This slim volume includes the entire extant corpus of Pacian, bishop of Barcelona in the mid to late fourth century (three letters to the Novatianist Sympronian, a treatise on penance, and a sermon on baptism), and completes the corpus in English translation of Orosius, priest of Braga in the early to mid fifth century (an apologia against Pelagians and a query to Augustine on the error of Priscillianists and Origenists; his Historia, translated by Roy Deferrari, is found in vol.
While in De viris illustribus 122-23 (composed in 393), Jerome does not outrightly pronounce a sentence of `heresy' on Priscillianists, by 415 (as evidenced in ep.
(31) Turibius of Astorga complained to Pope Leo I that Priscillianists fasted on the day of Christ's Nativity (Leo, Ep.

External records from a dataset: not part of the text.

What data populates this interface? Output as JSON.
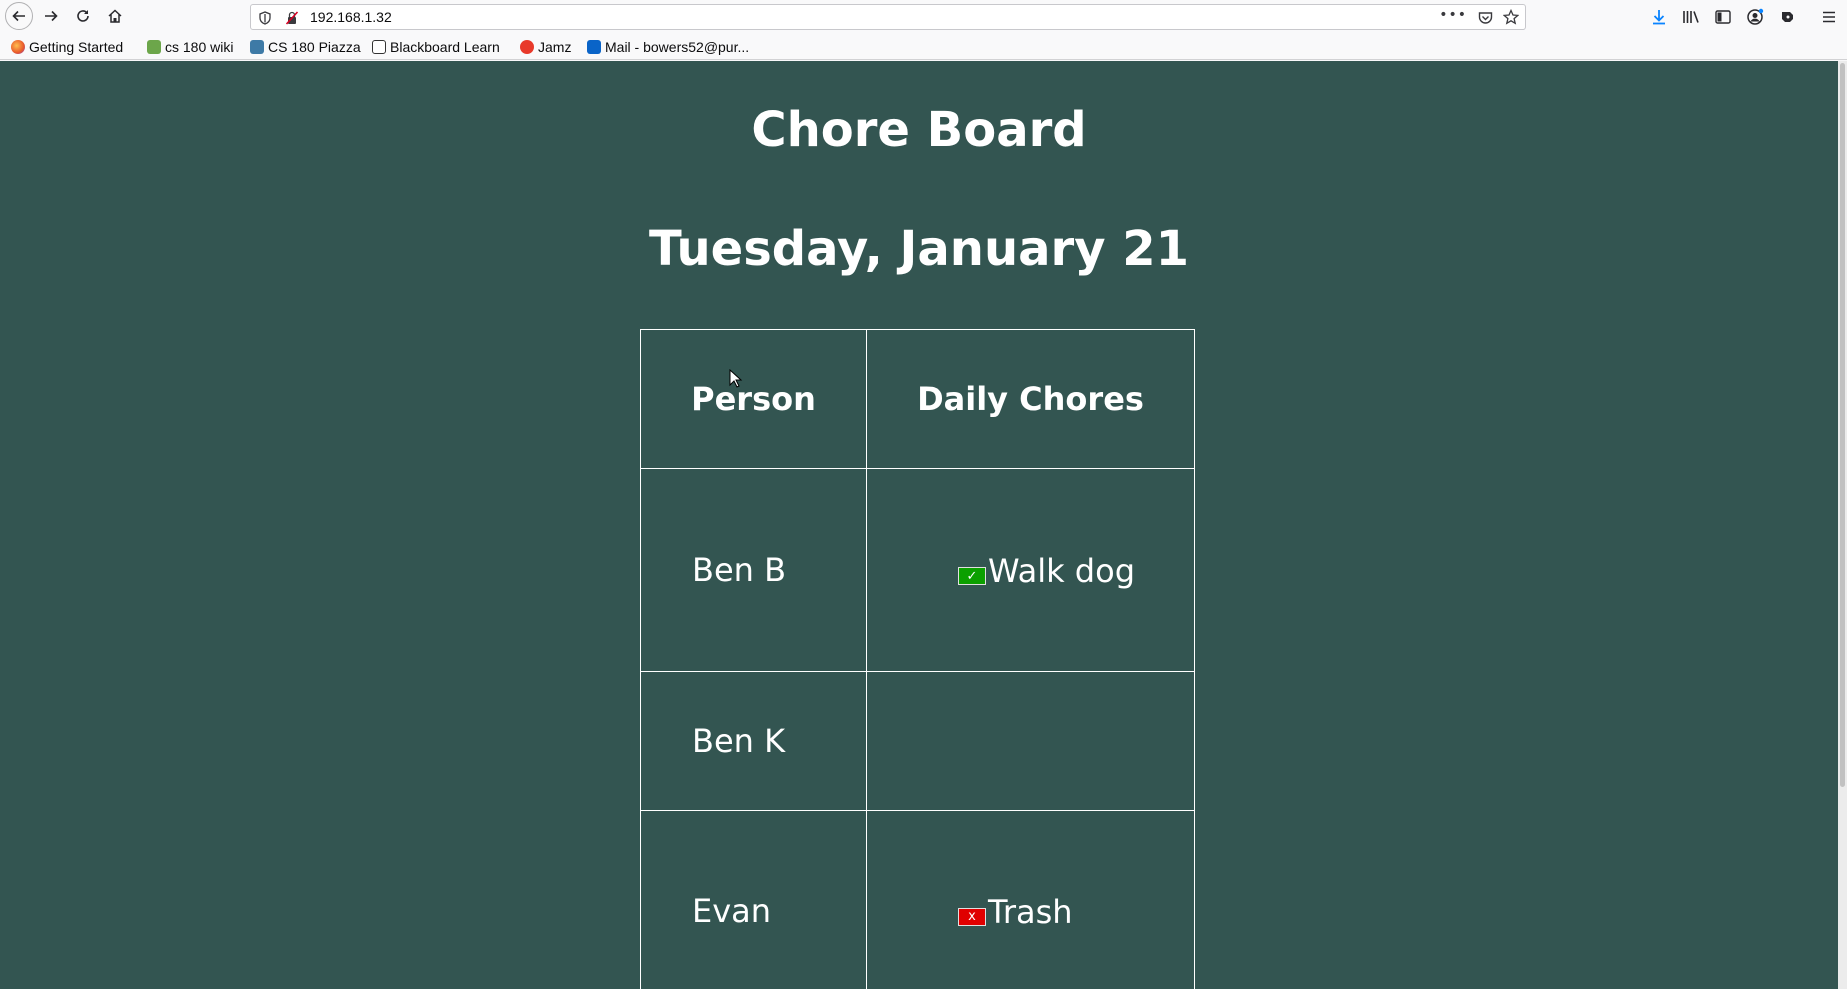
{
  "browser": {
    "url": "192.168.1.32",
    "bookmarks": [
      {
        "label": "Getting Started",
        "color": "#e8592a"
      },
      {
        "label": "cs 180 wiki",
        "color": "#6ca64a"
      },
      {
        "label": "CS 180 Piazza",
        "color": "#3e7aa6"
      },
      {
        "label": "Blackboard Learn",
        "color": "#333333"
      },
      {
        "label": "Jamz",
        "color": "#e8392a"
      },
      {
        "label": "Mail - bowers52@pur...",
        "color": "#0a64c8"
      }
    ]
  },
  "page": {
    "title": "Chore Board",
    "date": "Tuesday, January 21",
    "background": "#335551",
    "table": {
      "headers": {
        "person": "Person",
        "chores": "Daily Chores"
      },
      "rows": [
        {
          "person": "Ben B",
          "chore": "Walk dog",
          "status": "done",
          "status_glyph": "✓"
        },
        {
          "person": "Ben K",
          "chore": "",
          "status": "",
          "status_glyph": ""
        },
        {
          "person": "Evan",
          "chore": "Trash",
          "status": "todo",
          "status_glyph": "x"
        }
      ]
    }
  },
  "colors": {
    "done": "#0ba000",
    "todo": "#e00000"
  }
}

XV against the Priscillianists of Spain.(119) Improvements in style were effected at the same time to remove infelicities and to ensure a more fluent cursus.(120) Such work corresponds closely to Prosper's apparent revision of the theological emphasis of the Tome to Flavian in subsequent tomes to the Palestinian monks and the Emperor Leo.